We are a registered Charity who operate a Standard Gauge Railway between Buckfastleigh and Totnes in South Devon, England beside the fast flowing river Dart. The line was built by the South Devon Railway and first opened on 1st May 1872. It was taken over by the Great Western Railway in 1876. The line closed to all traffic on 7th September 1962 and was re-opened as a preserved steam line on 5th April 1969. The South Devon Railway Trust took over the running of the line on 1st January 1991.We have a number of steam locomotives and privately owned diesels, together with some historic rolling stock.
CVR - Churnet Valley Railway
The Churnet Valley Railway runs steam trains through the spectacular scenery of the Churnet Valley in North Staffordshire, from Leekbrook to Kingsley & Froghall, a round trip of 10.5 miles. It is one of the areas best preserved steam railways.
The Lavender Line

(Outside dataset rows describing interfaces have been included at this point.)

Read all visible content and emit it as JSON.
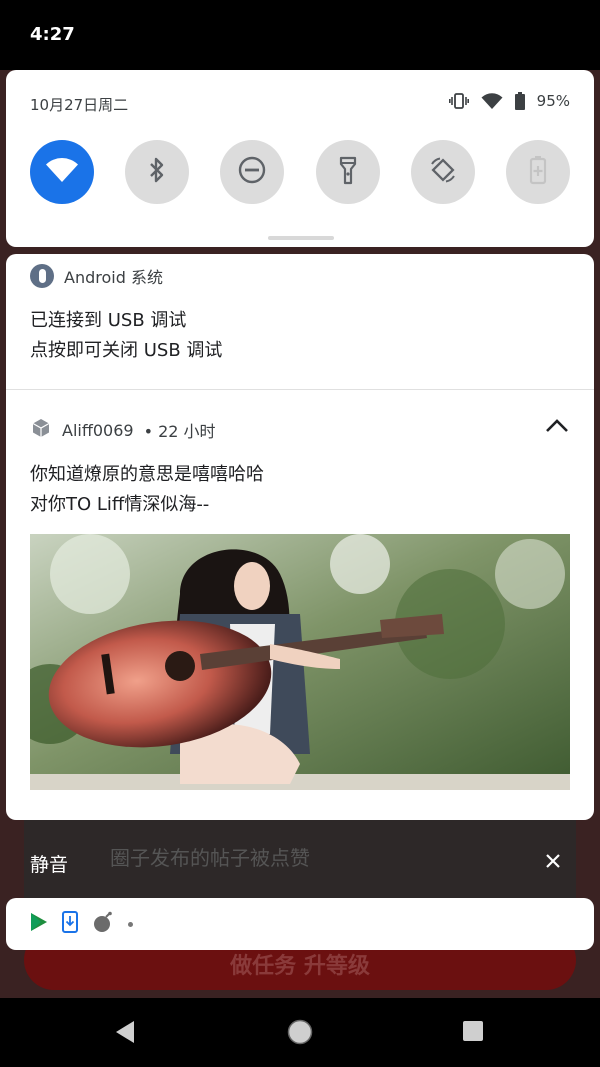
{
  "status_bar": {
    "time": "4:27"
  },
  "quick_settings": {
    "date": "10月27日周二",
    "battery": "95%",
    "tiles": [
      "wifi-icon",
      "bluetooth-icon",
      "do-not-disturb-icon",
      "flashlight-icon",
      "auto-rotate-icon",
      "battery-saver-icon"
    ],
    "active_color": "#1a73e8"
  },
  "notif_usb": {
    "app": "Android 系统",
    "title": "已连接到 USB 调试",
    "text": "点按即可关闭 USB 调试"
  },
  "notif_aliff": {
    "app": "Aliff0069",
    "time": "• 22 小时",
    "line1": "你知道燎原的意思是嘻嘻哈哈",
    "line2": "对你TO Liff情深似海--"
  },
  "silent": {
    "label": "静音",
    "icons": [
      "play-store-icon",
      "download-icon",
      "bomb-icon"
    ]
  },
  "background_app": {
    "title": "圈子发布的帖子被点赞",
    "button": "做任务 升等级"
  }
}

Preserved Railway. Our line is now just a mile long and starts at Isfield station. It heads northwards towards Little Horsted where the train pauses before returning to Isfield. There is no station at Little Horsted and train rides normally last about 15 minutes per trip with trains leaving every half hour. The village of Isfield lies off the A26, midway between Lewes and Uckfield.
The Railway operates passenger trains from is headquarters at Brownhills West (Staffordshire) to Chasetown (Church Street), with intermediate stations at Norton Lakeside and Chasewater Heaths (adjacent to the Burntwood Bypass). A round trip of nearly 4 miles takes about 45 minutes.
Llanberis Lake Railway
No visit to North Wales would be complete without a ride on one of the Great Little Trains of Wales. Starting at Gilfach Ddu station in the Padarn Country Park, the trip begins with a ride on the recently opened extension up to Llanberis Village, passing the Welsh Slate Museum and historic Dolbadarn Castle on the way. From here the train runs non-stop back through the Padarn Country Park and along the shore of Padarn Lake (Llyn Padarn) to the terminus at Penllyn.
Bo'ness & Kinneil Railway
This railway is Cornwall's only standard gauge railway still operated by steam locomotives and the trains run through some delightful Cornish scenery. The Railway is typical of a branch line in the 1950's. Great Western steam tank engines are the main locomotives to be seen here but diesel traction is also used. Come and a enjoy a 13 mile round trip on this steeply graded line through the beautiful countryside.
LWR - Lincolnshire Wolds Railway
We are the only standard gauge steam railway in Lincolnshire open to the public. The East Lincolnshire Railway ran between Boston and Grimsby, via Firsby, Willoughby and Louth. The East Lincolnshire Railway company was incorporated in 1846, and the line opened in 1848, whereupon it was leased by the by Great Northern Railway. The Louth to Grimsby section of the line sadly closed in 1980. We have now continued our resoration efforts, rebuilt the station and are extending the line towards North Thoresby as well as restoring classic steam locomotives.